I occasionally will have a student bring me a poem or story to read that they have written from home, but that does not happen very often.
I am well-known in my circle of teaching partners as being a “non-native” when it comes to technology. I have been able to cause a computer screen to go totally black just by putting my hands on the keyboard, and I locked up a week old computer by changing one word while typing a Word document on it (no joke). Our TRT responds to one word, “Help”, when I send her a text message, so one would expect me to say that I do not use an online writing with my students – which is partly true.
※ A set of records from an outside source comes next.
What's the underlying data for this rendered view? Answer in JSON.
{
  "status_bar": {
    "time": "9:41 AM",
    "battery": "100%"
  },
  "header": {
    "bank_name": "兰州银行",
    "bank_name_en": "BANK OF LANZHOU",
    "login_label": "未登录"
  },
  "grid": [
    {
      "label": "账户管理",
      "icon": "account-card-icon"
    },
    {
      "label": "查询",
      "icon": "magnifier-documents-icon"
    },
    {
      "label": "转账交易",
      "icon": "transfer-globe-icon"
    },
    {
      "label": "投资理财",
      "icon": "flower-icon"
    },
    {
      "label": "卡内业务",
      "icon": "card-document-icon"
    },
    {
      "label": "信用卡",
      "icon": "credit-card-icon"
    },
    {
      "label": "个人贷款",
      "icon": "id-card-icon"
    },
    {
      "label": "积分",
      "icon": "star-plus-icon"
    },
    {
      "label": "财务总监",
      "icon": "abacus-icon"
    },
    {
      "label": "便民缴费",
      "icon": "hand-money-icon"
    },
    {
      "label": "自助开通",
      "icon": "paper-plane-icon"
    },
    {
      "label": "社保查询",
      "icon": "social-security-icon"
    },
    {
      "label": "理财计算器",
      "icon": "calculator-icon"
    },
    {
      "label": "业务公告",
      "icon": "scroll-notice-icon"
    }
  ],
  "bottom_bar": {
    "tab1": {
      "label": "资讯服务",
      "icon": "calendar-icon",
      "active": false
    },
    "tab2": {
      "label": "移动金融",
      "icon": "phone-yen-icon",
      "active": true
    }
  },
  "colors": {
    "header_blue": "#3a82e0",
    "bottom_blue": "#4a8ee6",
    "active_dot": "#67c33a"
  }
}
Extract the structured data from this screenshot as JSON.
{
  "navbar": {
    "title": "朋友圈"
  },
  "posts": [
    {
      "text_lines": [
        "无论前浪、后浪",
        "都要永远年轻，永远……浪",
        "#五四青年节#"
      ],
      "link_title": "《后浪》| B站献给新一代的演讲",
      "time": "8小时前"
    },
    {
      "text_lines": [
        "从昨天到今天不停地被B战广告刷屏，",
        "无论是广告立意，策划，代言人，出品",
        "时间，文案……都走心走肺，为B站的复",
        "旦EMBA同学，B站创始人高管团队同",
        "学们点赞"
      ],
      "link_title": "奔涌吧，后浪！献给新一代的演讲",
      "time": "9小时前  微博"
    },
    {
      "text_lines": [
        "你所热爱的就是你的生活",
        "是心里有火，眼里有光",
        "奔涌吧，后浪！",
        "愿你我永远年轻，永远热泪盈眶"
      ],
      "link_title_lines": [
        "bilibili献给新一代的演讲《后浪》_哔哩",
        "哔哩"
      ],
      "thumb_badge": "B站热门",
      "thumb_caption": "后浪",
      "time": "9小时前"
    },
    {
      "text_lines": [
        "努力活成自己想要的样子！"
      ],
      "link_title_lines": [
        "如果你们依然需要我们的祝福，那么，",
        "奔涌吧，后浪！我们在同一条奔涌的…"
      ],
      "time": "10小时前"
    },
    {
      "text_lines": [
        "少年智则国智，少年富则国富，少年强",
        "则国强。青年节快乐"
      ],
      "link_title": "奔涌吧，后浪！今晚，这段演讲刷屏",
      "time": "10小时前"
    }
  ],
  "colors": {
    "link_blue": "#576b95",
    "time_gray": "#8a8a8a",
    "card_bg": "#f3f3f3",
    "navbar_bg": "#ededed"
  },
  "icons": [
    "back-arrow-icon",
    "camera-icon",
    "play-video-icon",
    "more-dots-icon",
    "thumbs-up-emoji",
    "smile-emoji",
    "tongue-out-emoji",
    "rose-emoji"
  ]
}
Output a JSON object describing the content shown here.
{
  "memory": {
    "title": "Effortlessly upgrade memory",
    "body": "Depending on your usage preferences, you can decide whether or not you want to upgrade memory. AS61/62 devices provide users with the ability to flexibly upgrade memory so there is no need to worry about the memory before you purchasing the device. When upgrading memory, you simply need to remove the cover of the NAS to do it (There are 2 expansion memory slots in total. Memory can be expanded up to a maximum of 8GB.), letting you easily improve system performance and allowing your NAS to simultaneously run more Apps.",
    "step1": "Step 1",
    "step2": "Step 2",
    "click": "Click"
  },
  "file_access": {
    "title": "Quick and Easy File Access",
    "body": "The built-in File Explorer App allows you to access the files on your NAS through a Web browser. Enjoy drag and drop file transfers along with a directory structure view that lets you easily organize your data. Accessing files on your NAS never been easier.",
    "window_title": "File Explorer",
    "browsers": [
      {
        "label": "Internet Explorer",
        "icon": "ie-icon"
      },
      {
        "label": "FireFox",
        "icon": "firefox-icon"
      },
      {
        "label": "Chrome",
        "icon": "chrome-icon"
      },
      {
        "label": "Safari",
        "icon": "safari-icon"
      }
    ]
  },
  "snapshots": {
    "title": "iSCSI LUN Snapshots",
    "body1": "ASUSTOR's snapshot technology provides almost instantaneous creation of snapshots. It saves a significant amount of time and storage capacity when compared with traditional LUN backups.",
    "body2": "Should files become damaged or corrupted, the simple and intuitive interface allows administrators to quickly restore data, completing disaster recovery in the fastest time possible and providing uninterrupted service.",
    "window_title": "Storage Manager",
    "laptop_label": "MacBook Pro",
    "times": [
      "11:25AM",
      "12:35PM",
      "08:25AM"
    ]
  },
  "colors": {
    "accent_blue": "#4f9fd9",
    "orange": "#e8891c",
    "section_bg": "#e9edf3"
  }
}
However, I do try to incorporate some on-line writing with my students. This year, I am attempting to use Edmodo with my students. I have not been as successful at providing time during the school day for students to access the site, but I do have students post questions, comments, etc to me from home. It is my goal to begin to use the website as a way for students to take quizzes and to respond to survey/poll questions during the school day, but I am not there yet.
As a part of our summer reading program, students are required to complete one project to be graded by the language arts teacher as a part of the first nine weeks grade. One option is for students to create a Destiny Quest blog. I have several students that need to post their blogs to the Destiny Quest website. Since one of the criteria is that it has to be approved by the library media specialist, I need to hook those students up with Mrs. Raybuck (see post above) to get those reports posted online soon.
One that I have has done in conjunctin with another teacher occurred several years ago whenI was working as the Literacy Coach for our school. I was able to introduce our Technology teacher to NINGs. He set up a class NING for his eighth grade classes to which students posted powerpoints, accessed websites, responded to posts, etc. As a member of those NINGs, I had several students correspond with me online as well. However, NINGs have been phased out and are not a real option for students in terms of technology currently.